February Roundup

February 28, 2014

Each month, we give you a roundup of the highlights in national and local news relevant to social justice topics. Our goal is to let the stories spark productive conversations that can help create change and a more welcoming and inclusive community for all. Due to the snowstorm, we missed January, so we’re catching you up with stories from January and February this month.

The YW’s main advocacy priority is ending predatory lending. We have posted several times about the issue and the 456 percent APR (see our End Usury video and our financial security post). So when The New York Times ran this article about high-end pawn shops and their 36 percent annual rates, it caught our attention.
There is broad and bipartisan support for ending predatory lending, so it is often confusing to why such unfair laws still exist. So, we also found this article from The Birmingham News informative that lists the contributions from payday lending agencies to members of the committees assigned to the bills.
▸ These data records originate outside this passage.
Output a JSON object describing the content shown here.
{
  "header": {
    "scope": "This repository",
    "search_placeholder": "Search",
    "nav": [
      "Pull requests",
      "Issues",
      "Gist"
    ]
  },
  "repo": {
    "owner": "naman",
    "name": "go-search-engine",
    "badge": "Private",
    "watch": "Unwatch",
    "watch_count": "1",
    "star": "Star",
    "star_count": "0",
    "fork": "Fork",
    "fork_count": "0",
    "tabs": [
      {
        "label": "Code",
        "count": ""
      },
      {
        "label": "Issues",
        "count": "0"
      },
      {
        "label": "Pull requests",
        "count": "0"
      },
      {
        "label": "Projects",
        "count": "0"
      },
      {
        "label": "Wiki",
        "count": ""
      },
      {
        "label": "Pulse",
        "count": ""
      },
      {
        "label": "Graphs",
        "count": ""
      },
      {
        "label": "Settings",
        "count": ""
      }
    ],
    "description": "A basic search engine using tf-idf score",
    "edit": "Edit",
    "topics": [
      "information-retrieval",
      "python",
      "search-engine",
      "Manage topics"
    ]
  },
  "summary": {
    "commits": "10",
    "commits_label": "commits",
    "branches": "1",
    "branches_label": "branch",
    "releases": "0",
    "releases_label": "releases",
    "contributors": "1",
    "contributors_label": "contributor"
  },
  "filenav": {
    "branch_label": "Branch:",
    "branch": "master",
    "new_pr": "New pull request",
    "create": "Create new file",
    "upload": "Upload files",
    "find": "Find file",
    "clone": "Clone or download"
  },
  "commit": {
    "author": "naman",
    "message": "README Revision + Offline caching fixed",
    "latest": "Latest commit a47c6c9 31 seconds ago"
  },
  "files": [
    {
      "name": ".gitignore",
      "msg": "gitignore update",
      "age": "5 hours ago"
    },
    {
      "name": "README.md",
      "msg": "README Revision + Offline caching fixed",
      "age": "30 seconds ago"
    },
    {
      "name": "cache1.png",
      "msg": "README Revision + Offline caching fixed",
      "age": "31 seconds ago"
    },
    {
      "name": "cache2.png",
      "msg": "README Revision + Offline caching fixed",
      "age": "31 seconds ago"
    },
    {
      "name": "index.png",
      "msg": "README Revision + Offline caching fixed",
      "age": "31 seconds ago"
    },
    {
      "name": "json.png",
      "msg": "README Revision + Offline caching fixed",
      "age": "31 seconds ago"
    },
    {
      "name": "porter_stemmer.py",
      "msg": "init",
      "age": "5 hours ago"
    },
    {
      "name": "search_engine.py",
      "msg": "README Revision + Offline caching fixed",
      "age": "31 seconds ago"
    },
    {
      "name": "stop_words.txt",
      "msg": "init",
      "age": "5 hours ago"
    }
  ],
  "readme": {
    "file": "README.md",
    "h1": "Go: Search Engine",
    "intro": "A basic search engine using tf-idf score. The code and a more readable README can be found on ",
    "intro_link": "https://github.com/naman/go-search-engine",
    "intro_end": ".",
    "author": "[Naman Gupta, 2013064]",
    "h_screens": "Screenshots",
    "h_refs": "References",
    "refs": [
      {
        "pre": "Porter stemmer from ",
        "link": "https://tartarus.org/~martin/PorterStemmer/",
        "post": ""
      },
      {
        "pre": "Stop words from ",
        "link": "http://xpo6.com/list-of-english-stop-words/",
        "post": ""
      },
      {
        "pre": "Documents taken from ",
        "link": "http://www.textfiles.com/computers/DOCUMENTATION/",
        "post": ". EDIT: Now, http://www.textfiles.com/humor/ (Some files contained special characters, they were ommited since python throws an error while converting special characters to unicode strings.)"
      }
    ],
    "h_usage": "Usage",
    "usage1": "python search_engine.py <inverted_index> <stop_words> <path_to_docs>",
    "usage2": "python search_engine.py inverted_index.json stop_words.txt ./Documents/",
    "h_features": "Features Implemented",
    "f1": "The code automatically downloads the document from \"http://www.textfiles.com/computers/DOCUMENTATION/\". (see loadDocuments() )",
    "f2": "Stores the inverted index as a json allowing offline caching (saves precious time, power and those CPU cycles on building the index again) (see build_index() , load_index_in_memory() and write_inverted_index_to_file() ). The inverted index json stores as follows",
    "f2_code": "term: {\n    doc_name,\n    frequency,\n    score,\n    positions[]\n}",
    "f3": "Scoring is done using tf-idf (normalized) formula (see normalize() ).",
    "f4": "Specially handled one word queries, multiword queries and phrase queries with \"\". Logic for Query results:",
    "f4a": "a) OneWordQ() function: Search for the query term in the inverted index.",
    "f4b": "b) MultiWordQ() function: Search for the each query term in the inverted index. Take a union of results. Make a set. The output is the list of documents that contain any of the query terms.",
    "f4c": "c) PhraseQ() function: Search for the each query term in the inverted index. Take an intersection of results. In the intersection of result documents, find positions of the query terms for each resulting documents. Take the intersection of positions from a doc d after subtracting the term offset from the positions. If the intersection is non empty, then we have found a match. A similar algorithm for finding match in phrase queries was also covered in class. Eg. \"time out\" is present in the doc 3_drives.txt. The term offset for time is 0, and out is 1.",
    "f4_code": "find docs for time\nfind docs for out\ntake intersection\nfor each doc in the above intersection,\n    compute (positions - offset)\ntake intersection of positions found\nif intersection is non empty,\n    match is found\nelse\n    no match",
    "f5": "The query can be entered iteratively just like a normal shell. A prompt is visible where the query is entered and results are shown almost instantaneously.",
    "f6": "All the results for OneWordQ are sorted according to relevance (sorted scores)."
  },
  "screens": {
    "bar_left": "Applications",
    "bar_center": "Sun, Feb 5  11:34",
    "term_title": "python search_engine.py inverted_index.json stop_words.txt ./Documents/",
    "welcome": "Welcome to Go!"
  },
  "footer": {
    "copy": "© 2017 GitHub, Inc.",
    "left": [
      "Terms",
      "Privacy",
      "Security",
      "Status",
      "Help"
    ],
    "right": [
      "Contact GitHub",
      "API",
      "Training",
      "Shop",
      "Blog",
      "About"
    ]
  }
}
The American Dream and upward mobility have long been aspirations in the United States. But researchers have found that where you live can impact whether or not that upward movement is a real possibility. And looking at the map, it’s especially grim in the American South.

In January we ran a post from Stacy Oliver about the importance of collecting homeless data. She said that the data give a voice and a story to those who are homeless.  Anderson Cooper says that when he interviewed the homeless for his story, it changed him.

And finally gay athletes have been a big topic in the news this year. From the anti-gay propaganda laws in Russia which were highlighted because of the Sochi Winter Olympics to the potential for the first open gay NFL player this upcoming season, the conversation about gay rights has entered the sports arena.
.
 
-----
 

The views expressed in this blog are the personal opinions of the authors and do not necessarily reflect those of the YWCA Central Alabama. The intention of this blog is to provide information and perspectives on social justice issues; however, the YWCA makes no representations as to the accuracy or completeness of any information on this site or found by following any link on this site. The YWCA will not be held liable for any errors or omissions in this information or for any losses, injuries or damages incurred from the display or use of this information. This policy is subject to change at any time.